Element data from apps and pages:
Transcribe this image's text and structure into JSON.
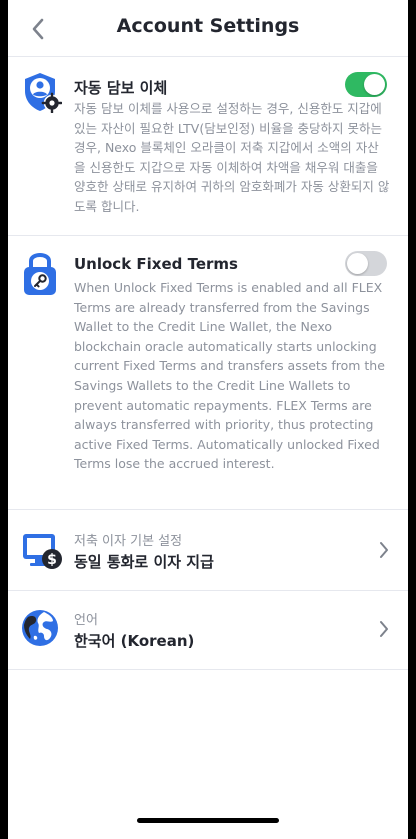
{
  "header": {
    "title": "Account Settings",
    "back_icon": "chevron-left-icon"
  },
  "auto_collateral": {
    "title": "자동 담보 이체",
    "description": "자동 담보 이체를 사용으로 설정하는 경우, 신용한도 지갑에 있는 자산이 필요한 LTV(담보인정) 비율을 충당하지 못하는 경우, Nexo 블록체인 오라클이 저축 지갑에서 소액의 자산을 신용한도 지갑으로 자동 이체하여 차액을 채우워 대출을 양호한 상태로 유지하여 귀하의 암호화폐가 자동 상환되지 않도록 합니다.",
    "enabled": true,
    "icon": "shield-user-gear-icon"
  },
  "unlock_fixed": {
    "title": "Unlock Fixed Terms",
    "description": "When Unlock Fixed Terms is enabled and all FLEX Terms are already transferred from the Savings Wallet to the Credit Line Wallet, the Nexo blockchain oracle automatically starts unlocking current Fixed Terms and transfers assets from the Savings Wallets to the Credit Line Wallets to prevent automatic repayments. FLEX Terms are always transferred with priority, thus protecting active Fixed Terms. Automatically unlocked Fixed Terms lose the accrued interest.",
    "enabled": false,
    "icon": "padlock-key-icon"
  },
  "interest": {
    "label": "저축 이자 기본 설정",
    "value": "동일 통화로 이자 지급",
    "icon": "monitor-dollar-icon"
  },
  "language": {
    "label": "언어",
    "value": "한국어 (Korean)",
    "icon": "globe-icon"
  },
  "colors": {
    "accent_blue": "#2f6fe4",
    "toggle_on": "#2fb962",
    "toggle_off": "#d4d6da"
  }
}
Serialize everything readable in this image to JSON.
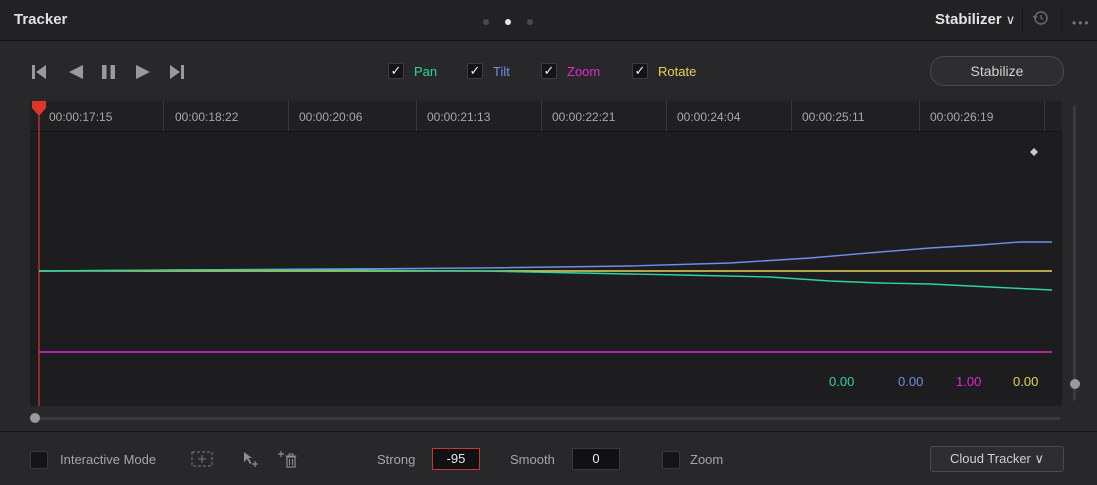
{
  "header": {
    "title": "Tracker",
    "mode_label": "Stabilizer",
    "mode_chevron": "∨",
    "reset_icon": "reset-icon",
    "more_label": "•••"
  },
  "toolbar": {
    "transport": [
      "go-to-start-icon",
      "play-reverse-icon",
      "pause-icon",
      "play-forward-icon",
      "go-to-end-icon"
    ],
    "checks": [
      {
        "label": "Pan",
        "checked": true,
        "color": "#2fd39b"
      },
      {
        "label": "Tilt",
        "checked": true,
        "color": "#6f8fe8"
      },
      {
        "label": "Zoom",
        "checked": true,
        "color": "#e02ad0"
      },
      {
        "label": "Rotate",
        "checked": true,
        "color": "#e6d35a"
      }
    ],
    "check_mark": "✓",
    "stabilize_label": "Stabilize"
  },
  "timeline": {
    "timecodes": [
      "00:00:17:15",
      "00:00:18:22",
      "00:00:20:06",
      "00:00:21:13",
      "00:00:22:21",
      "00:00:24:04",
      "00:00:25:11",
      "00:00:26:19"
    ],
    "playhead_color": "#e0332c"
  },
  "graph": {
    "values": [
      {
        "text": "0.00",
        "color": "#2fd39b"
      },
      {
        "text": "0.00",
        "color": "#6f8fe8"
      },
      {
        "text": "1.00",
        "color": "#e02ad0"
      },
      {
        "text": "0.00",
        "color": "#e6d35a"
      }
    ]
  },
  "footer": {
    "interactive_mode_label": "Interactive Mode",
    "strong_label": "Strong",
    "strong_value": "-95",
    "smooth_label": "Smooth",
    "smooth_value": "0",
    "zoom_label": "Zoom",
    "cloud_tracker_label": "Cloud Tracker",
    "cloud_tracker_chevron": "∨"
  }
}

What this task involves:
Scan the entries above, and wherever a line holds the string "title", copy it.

Result of this task:
    "title": "Account Settings",
    "title": "자동 담보 이체",
    "title": "Unlock Fixed Terms",
    "title": "Tracker",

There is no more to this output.